- debt consolidation (where you combine multiple debts into one)
Secured loan lending criteria
As with all types of lending, there are certain criteria you must fulfill to be approved – here’s a quick run through some of the main factors.
You must be a homeowner
This one is a bit obvious, but important to specify nevertheless. To qualify for a secured loan, you must be a homeowner. This is because your property is the preferred security for secured loan lenders (and the only option if you’re going for a homeowner loan).
Note, if you own your home and are mortgage-free, you won’t be eligible for a secured loan, but you could consider remortgaging, where you borrow more against your property by switching to a new mortgage deal.
You must have equity in your property
As well as being a homeowner, you must have equity in your home. Equity is the portion of your home that you own outright; it’s the amount you’re left with after you subtract your outstanding mortgage from the current value of your property.
The more of the property you own outright, the better your chances are of getting approved for a secured loan – and with competitive interest rates. This is because there’s less risk of you going into negative equity if house prices drop. (Negative equity is where you owe more than your house is worth). So, the more equity you have, the more comfortable the lender may feel in approving your loan application.
Having a good credit history is beneficial
While secured loan lenders place less weight on your credit history than unsecured loan lenders (because they have the security of your home), having a good credit history is still beneficial and may boost your application. It shows lenders that you can manage your money well, which may reduce the risk to the lender further.
Why is secured loan affordability important?
A secured loan is a big commitment – they can take years to fully repay so it’s important that you’re confident you’ll be able to repay it – both now and in the future.
Before deciding whether to lend to you, the lender will carry out affordability checks, where they look at your income and outgoings to assess whether you can afford the loan repayments. While it’s in their interests that you can, it’s important not to simply take their word for it, particularly when it comes to secured loans.
Remember, in the worst-case scenario, the lenders have the right to recoup unpaid money by repossessing your home.
Use a loan repayment calculator
It’s important to work out how much you can realistically afford to repay each month. We suggest you make a list of all your income and outgoings and work out exactly how much you have left after you’ve covered all your costs. If it’s tight, then you know that taking out a big loan is probably not the best idea. If there’s money left over, but you’re not sure it’s enough then use a loan repayment calculator.
This online tool is totally free to use and will help you work out how much you can afford to repay each month, so you don’t end up applying for a loan that you’ll find difficult to repay.

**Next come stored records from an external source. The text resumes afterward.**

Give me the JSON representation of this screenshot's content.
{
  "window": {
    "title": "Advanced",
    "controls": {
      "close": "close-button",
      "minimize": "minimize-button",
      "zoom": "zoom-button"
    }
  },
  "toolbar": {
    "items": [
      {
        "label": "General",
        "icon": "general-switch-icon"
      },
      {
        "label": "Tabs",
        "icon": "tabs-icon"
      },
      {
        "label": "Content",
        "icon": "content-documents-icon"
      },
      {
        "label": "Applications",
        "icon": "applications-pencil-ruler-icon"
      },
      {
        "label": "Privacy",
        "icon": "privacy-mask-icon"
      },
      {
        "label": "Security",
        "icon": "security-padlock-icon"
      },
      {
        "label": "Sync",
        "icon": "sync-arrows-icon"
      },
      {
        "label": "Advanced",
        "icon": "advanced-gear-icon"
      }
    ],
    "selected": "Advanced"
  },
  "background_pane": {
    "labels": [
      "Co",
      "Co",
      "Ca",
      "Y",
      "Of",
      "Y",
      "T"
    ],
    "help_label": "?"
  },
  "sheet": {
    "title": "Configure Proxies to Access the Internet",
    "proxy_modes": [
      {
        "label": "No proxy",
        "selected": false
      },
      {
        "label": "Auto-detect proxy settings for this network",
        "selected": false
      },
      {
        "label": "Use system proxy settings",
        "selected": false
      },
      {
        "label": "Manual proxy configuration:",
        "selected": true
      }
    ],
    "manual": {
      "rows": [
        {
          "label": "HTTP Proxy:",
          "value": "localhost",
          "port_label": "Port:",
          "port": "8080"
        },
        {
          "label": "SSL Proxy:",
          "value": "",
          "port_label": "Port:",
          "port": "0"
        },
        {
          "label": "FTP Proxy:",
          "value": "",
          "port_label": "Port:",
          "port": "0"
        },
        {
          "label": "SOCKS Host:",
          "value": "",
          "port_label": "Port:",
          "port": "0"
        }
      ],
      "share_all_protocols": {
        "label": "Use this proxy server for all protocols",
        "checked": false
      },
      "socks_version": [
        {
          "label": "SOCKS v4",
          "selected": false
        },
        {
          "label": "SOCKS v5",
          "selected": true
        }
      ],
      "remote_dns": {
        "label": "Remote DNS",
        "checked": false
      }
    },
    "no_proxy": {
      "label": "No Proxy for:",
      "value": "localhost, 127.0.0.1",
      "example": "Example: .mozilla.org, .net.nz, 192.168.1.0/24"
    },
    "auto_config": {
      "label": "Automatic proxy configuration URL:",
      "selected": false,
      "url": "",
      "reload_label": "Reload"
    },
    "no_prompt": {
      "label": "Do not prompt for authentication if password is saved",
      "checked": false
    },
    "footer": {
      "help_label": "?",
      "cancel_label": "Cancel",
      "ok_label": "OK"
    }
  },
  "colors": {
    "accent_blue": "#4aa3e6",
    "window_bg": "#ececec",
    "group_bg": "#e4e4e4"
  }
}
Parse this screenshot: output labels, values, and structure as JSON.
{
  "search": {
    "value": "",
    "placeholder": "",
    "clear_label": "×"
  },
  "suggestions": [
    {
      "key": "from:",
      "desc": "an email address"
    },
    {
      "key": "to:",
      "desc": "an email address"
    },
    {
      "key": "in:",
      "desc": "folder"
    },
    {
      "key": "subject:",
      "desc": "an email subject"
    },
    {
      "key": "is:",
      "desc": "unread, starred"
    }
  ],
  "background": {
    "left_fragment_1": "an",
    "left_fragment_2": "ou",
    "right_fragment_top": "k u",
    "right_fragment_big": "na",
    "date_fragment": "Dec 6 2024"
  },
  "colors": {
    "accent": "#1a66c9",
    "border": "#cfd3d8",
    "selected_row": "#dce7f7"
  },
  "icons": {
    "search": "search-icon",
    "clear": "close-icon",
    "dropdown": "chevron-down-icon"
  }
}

Can you pay off a secured loan early?
Whether you can pay off a secured loan early depends on the agreement that you have with your lender. There are typically charges (known as ‘early repayment charges) for repaying secured loans early, because doing so means the lender loses out on interest.
Make sure you check the terms and conditions of the loan before agreeing to it, so you don’t get caught out with charges like this further down the line.
Secured Loans from £10,000 to £100,000
- Check if you’re eligible before you apply
- We compare 100s of secured loans
- Getting a secured loan quote won’t affect your credit score
We have found loans with rates from 2.10% to 25.34% APRC, which has allowed us to help customers with a range of credit profiles. Representative Example: If you borrow £20,000 over 10 years, initially on a fixed rate for 5 years at 5.35% and for the remaining 5 years on the lender's standard variable rate of 6.15%, you would make 60 monthly payments of £247.79 and 60 monthly payments of £252.62. The total amount of credit is £22,995; the total repayable would be £30,119.60 (this includes a Lender fee of £595, a Broker fee of £2,400 and a Lender exit fee of £95). The overall cost for comparison is 9.1% APRC representative. This means 51% or more of customers receive this rate or better.